Provided data:
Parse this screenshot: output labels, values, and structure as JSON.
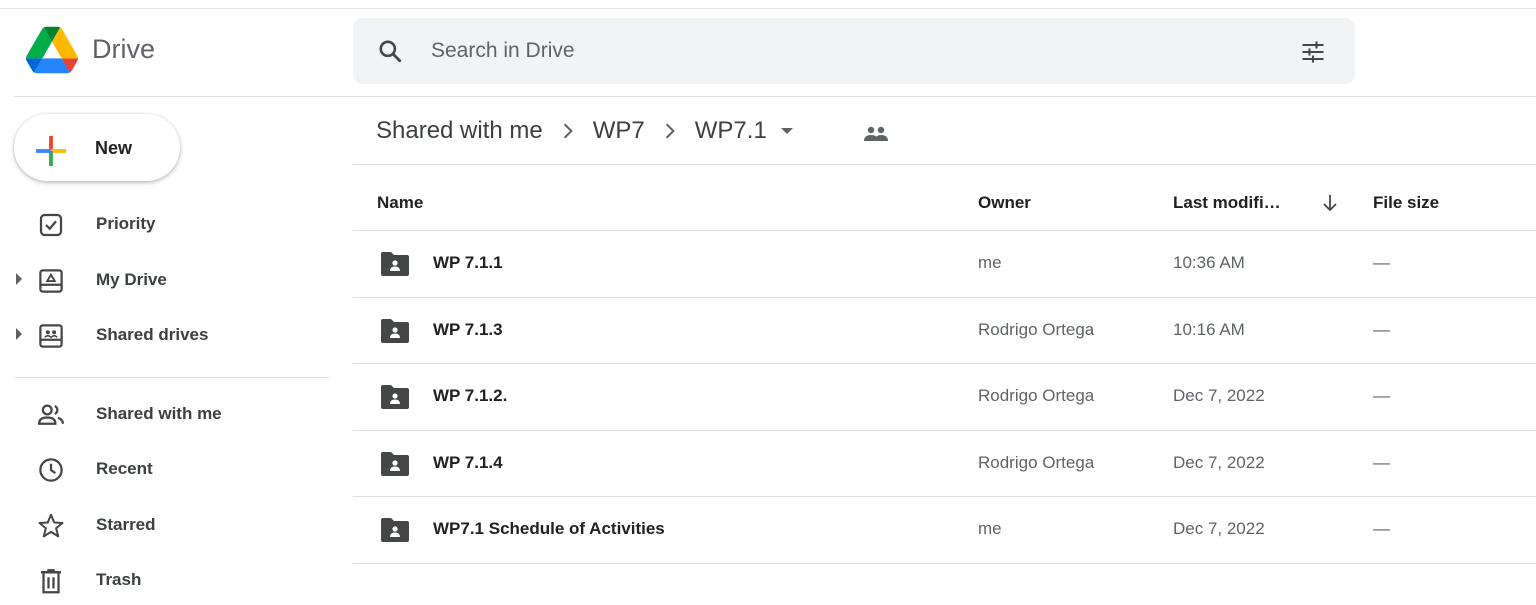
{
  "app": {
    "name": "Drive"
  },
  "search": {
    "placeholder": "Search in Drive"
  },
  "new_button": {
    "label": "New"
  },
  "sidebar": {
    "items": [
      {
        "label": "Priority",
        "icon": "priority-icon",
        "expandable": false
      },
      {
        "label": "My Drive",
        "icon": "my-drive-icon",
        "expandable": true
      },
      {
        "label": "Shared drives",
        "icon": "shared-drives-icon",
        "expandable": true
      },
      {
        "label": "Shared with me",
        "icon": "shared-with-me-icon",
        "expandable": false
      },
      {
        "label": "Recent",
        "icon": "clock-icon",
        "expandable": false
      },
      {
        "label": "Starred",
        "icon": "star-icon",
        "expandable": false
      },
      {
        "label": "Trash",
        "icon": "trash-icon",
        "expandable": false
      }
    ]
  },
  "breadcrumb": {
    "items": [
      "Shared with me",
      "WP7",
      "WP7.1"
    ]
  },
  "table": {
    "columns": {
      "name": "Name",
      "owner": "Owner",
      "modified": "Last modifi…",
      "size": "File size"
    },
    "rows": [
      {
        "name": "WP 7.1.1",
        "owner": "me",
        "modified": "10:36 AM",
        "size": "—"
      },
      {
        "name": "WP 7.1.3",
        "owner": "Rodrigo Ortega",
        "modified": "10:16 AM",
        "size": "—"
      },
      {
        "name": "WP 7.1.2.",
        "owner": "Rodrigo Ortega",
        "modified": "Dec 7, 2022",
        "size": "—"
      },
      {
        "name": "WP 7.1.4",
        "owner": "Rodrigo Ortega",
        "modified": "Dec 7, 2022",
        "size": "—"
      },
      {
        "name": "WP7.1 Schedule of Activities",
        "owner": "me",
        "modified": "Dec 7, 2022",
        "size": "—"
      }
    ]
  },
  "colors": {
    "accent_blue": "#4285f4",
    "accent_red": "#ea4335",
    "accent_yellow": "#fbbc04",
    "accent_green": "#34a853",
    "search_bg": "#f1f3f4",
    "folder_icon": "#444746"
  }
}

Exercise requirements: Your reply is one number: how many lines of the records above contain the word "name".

Result: 7